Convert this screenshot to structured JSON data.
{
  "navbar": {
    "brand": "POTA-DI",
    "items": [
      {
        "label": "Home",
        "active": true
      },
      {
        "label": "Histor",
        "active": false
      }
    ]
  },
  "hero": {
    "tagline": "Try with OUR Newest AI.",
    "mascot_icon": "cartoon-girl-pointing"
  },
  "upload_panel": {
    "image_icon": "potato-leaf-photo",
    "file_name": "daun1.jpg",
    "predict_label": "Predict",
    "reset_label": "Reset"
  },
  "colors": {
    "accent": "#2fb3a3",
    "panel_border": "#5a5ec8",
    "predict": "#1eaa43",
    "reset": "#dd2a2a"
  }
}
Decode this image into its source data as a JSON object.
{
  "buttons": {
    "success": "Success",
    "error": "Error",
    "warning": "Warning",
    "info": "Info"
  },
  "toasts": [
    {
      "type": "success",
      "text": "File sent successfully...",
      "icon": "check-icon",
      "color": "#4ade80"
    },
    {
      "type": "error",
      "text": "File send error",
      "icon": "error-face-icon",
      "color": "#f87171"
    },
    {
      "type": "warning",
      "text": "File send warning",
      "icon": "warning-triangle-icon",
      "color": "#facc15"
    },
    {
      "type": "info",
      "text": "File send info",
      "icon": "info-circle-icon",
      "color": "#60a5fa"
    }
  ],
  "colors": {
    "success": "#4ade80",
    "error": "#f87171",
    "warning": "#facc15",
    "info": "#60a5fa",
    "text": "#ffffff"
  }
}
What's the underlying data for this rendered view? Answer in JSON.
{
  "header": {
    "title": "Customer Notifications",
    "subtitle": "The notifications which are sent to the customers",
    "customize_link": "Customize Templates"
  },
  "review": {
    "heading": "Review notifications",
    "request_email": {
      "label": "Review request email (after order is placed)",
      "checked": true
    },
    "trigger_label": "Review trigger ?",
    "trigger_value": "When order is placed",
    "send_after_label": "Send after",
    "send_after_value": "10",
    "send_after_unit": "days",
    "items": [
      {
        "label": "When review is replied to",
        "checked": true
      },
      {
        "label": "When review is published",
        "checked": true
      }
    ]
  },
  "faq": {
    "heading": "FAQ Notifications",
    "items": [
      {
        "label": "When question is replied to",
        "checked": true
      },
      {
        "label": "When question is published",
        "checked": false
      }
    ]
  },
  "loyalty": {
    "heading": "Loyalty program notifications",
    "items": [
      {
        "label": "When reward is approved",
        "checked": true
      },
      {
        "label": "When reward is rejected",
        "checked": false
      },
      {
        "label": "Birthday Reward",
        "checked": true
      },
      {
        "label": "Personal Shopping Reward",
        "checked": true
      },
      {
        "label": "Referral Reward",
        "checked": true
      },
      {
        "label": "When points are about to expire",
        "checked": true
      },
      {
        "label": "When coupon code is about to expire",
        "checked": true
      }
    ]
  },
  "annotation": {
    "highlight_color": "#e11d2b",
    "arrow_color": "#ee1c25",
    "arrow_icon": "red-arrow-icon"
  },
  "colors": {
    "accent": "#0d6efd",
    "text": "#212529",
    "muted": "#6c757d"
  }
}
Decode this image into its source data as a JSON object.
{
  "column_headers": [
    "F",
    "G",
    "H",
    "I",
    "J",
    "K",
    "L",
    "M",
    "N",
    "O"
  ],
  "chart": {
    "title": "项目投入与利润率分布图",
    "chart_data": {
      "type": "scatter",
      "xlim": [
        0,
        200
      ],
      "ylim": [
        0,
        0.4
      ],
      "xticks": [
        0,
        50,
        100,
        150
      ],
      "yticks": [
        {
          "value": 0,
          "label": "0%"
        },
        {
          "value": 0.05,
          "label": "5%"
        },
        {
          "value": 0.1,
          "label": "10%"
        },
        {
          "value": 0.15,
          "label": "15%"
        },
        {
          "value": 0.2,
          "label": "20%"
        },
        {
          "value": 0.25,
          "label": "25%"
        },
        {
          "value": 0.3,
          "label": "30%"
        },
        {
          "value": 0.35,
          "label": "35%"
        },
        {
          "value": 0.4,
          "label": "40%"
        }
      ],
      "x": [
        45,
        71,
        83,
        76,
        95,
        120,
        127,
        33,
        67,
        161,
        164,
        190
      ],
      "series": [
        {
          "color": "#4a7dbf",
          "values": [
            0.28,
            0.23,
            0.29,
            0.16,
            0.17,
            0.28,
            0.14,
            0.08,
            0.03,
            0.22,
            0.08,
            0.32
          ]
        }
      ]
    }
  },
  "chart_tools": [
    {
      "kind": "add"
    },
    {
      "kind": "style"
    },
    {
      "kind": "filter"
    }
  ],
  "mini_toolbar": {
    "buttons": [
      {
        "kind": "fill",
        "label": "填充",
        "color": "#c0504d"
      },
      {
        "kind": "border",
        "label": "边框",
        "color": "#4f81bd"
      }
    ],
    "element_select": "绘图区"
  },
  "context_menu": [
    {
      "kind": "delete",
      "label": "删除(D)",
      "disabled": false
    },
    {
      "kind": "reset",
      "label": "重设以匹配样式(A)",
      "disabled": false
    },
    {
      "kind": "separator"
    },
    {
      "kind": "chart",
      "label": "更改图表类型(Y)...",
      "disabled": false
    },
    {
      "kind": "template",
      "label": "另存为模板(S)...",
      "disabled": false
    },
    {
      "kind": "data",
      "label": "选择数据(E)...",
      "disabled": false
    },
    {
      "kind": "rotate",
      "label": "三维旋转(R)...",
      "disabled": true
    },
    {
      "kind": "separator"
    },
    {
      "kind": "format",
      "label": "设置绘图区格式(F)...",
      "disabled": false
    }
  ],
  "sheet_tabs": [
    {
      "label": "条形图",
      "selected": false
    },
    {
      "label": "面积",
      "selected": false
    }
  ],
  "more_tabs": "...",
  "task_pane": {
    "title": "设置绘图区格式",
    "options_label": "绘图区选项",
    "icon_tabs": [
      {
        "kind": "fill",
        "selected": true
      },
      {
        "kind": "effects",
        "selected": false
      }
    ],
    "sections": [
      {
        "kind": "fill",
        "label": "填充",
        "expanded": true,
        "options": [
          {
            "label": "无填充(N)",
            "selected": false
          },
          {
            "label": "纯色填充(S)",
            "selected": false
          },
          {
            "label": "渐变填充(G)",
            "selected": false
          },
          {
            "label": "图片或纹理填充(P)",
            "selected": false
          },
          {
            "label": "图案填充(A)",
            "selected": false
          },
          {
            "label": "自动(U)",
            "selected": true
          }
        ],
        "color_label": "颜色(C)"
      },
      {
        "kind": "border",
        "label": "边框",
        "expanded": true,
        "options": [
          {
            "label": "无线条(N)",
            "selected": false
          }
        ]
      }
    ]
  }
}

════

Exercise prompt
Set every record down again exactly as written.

Answer
Convert this screenshot to structured JSON data.
{
  "navbar": {
    "brand": "POTA-DI",
    "items": [
      {
        "label": "Home",
        "active": true
      },
      {
        "label": "Histor",
        "active": false
      }
    ]
  },
  "hero": {
    "tagline": "Try with OUR Newest AI.",
    "mascot_icon": "cartoon-girl-pointing"
  },
  "upload_panel": {
    "image_icon": "potato-leaf-photo",
    "file_name": "daun1.jpg",
    "predict_label": "Predict",
    "reset_label": "Reset"
  },
  "colors": {
    "accent": "#2fb3a3",
    "panel_border": "#5a5ec8",
    "predict": "#1eaa43",
    "reset": "#dd2a2a"
  }
}
Decode this image into its source data as a JSON object.
{
  "buttons": {
    "success": "Success",
    "error": "Error",
    "warning": "Warning",
    "info": "Info"
  },
  "toasts": [
    {
      "type": "success",
      "text": "File sent successfully...",
      "icon": "check-icon",
      "color": "#4ade80"
    },
    {
      "type": "error",
      "text": "File send error",
      "icon": "error-face-icon",
      "color": "#f87171"
    },
    {
      "type": "warning",
      "text": "File send warning",
      "icon": "warning-triangle-icon",
      "color": "#facc15"
    },
    {
      "type": "info",
      "text": "File send info",
      "icon": "info-circle-icon",
      "color": "#60a5fa"
    }
  ],
  "colors": {
    "success": "#4ade80",
    "error": "#f87171",
    "warning": "#facc15",
    "info": "#60a5fa",
    "text": "#ffffff"
  }
}
What's the underlying data for this rendered view? Answer in JSON.
{
  "header": {
    "title": "Customer Notifications",
    "subtitle": "The notifications which are sent to the customers",
    "customize_link": "Customize Templates"
  },
  "review": {
    "heading": "Review notifications",
    "request_email": {
      "label": "Review request email (after order is placed)",
      "checked": true
    },
    "trigger_label": "Review trigger ?",
    "trigger_value": "When order is placed",
    "send_after_label": "Send after",
    "send_after_value": "10",
    "send_after_unit": "days",
    "items": [
      {
        "label": "When review is replied to",
        "checked": true
      },
      {
        "label": "When review is published",
        "checked": true
      }
    ]
  },
  "faq": {
    "heading": "FAQ Notifications",
    "items": [
      {
        "label": "When question is replied to",
        "checked": true
      },
      {
        "label": "When question is published",
        "checked": false
      }
    ]
  },
  "loyalty": {
    "heading": "Loyalty program notifications",
    "items": [
      {
        "label": "When reward is approved",
        "checked": true
      },
      {
        "label": "When reward is rejected",
        "checked": false
      },
      {
        "label": "Birthday Reward",
        "checked": true
      },
      {
        "label": "Personal Shopping Reward",
        "checked": true
      },
      {
        "label": "Referral Reward",
        "checked": true
      },
      {
        "label": "When points are about to expire",
        "checked": true
      },
      {
        "label": "When coupon code is about to expire",
        "checked": true
      }
    ]
  },
  "annotation": {
    "highlight_color": "#e11d2b",
    "arrow_color": "#ee1c25",
    "arrow_icon": "red-arrow-icon"
  },
  "colors": {
    "accent": "#0d6efd",
    "text": "#212529",
    "muted": "#6c757d"
  }
}
Decode this image into its source data as a JSON object.
{
  "column_headers": [
    "F",
    "G",
    "H",
    "I",
    "J",
    "K",
    "L",
    "M",
    "N",
    "O"
  ],
  "chart": {
    "title": "项目投入与利润率分布图",
    "chart_data": {
      "type": "scatter",
      "xlim": [
        0,
        200
      ],
      "ylim": [
        0,
        0.4
      ],
      "xticks": [
        0,
        50,
        100,
        150
      ],
      "yticks": [
        {
          "value": 0,
          "label": "0%"
        },
        {
          "value": 0.05,
          "label": "5%"
        },
        {
          "value": 0.1,
          "label": "10%"
        },
        {
          "value": 0.15,
          "label": "15%"
        },
        {
          "value": 0.2,
          "label": "20%"
        },
        {
          "value": 0.25,
          "label": "25%"
        },
        {
          "value": 0.3,
          "label": "30%"
        },
        {
          "value": 0.35,
          "label": "35%"
        },
        {
          "value": 0.4,
          "label": "40%"
        }
      ],
      "x": [
        45,
        71,
        83,
        76,
        95,
        120,
        127,
        33,
        67,
        161,
        164,
        190
      ],
      "series": [
        {
          "color": "#4a7dbf",
          "values": [
            0.28,
            0.23,
            0.29,
            0.16,
            0.17,
            0.28,
            0.14,
            0.08,
            0.03,
            0.22,
            0.08,
            0.32
          ]
        }
      ]
    }
  },
  "chart_tools": [
    {
      "kind": "add"
    },
    {
      "kind": "style"
    },
    {
      "kind": "filter"
    }
  ],
  "mini_toolbar": {
    "buttons": [
      {
        "kind": "fill",
        "label": "填充",
        "color": "#c0504d"
      },
      {
        "kind": "border",
        "label": "边框",
        "color": "#4f81bd"
      }
    ],
    "element_select": "绘图区"
  },
  "context_menu": [
    {
      "kind": "delete",
      "label": "删除(D)",
      "disabled": false
    },
    {
      "kind": "reset",
      "label": "重设以匹配样式(A)",
      "disabled": false
    },
    {
      "kind": "separator"
    },
    {
      "kind": "chart",
      "label": "更改图表类型(Y)...",
      "disabled": false
    },
    {
      "kind": "template",
      "label": "另存为模板(S)...",
      "disabled": false
    },
    {
      "kind": "data",
      "label": "选择数据(E)...",
      "disabled": false
    },
    {
      "kind": "rotate",
      "label": "三维旋转(R)...",
      "disabled": true
    },
    {
      "kind": "separator"
    },
    {
      "kind": "format",
      "label": "设置绘图区格式(F)...",
      "disabled": false
    }
  ],
  "sheet_tabs": [
    {
      "label": "条形图",
      "selected": false
    },
    {
      "label": "面积",
      "selected": false
    }
  ],
  "more_tabs": "...",
  "task_pane": {
    "title": "设置绘图区格式",
    "options_label": "绘图区选项",
    "icon_tabs": [
      {
        "kind": "fill",
        "selected": true
      },
      {
        "kind": "effects",
        "selected": false
      }
    ],
    "sections": [
      {
        "kind": "fill",
        "label": "填充",
        "expanded": true,
        "options": [
          {
            "label": "无填充(N)",
            "selected": false
          },
          {
            "label": "纯色填充(S)",
            "selected": false
          },
          {
            "label": "渐变填充(G)",
            "selected": false
          },
          {
            "label": "图片或纹理填充(P)",
            "selected": false
          },
          {
            "label": "图案填充(A)",
            "selected": false
          },
          {
            "label": "自动(U)",
            "selected": true
          }
        ],
        "color_label": "颜色(C)"
      },
      {
        "kind": "border",
        "label": "边框",
        "expanded": true,
        "options": [
          {
            "label": "无线条(N)",
            "selected": false
          }
        ]
      }
    ]
  }
}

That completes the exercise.